  • The p5 sketch works with test data to trigger and show the winner


What didn’t work but we would like to have:

Although we failed to realize our intended project, we did manage to learn more about the xBees and their communication protocol in Nudgeable devices as well as use the opportunity to create some fun controllers. If we were to take up the project again, we probably would resort to using an Arduino instead of the Nudgeable devices for the communication as we would have more control over the success of the communication protocol and the capacity of the Listener to capture the communication between the devices. On the other hand, it probably would be informative to ask Kate directly about how the communication protocol works and the benefits of having the devices perform such communication; one of the novelties of the devices we noticed was that they would receive illegible serial communication from the other device whenever they were both active (and one was connected to a computer via FDTI chip).  


Experiment 1 Xbee Talking

In this experiment, we explored the Xbee communication protocols.  The Xbee is a wireless radio device which can be used to communicate to each other with or without microcontrollers.

Mind Map

You can download the entire mindMap as a PDF from the image above.

The above is the basic ecosystem of how the Xbee works based on Kate Harmans Slides and Digi.Com website.

The Main Concepts:

  • The basic idea is the same as a Walkie Talkie, where one device can send and receive signals, they are transceivers.
  • The device runs on 3.5V and can damage the device if you use a higher Voltage.
  • The Xbee is configured and not programmed, you cannot add new commands to it only configure the properties set in the Data Sheet.
  • The Pin spacing is different for a breadboard so you have to use a breakout adapter.
  • It also operates in two modes transparent Vs Command Mode, transparent is the data mode to send and receive and command mode is activated with +++ where you configure the device.

The Experiment 01

For this experiment, we had to receive signal from one Xbee in the form of a PULSE, H would turn the power to the Pin On and L would turn the Pin to Low/OFF.

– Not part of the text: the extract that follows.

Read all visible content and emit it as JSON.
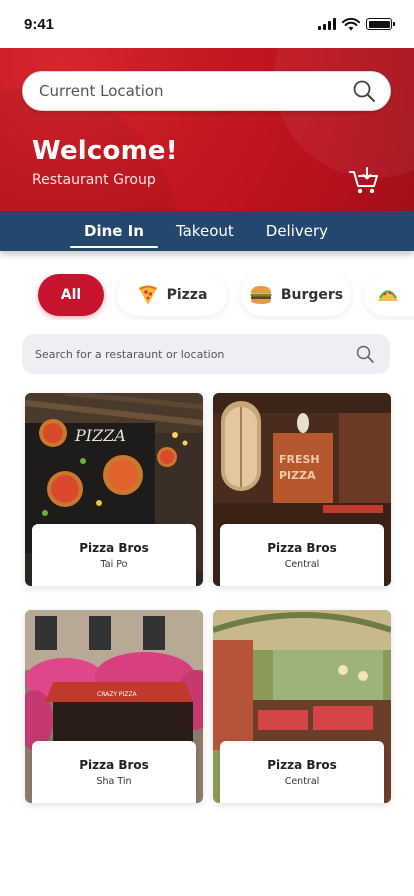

My idea was to use the signal to drive a fan which would be a tube and levitate a ball. I got the pieces together, but the fan was not strong enough to drive the ball into the air.


What can I do to change this up?
I can get this to work if I use a Mosfet and use a higher powered fan and use a lighter ball. I did not have time to go back to get the parts and change my design.


I went back to the drawing board and went with the simplest solution of programming a buzzer to receive the signal and creates a simple pulse.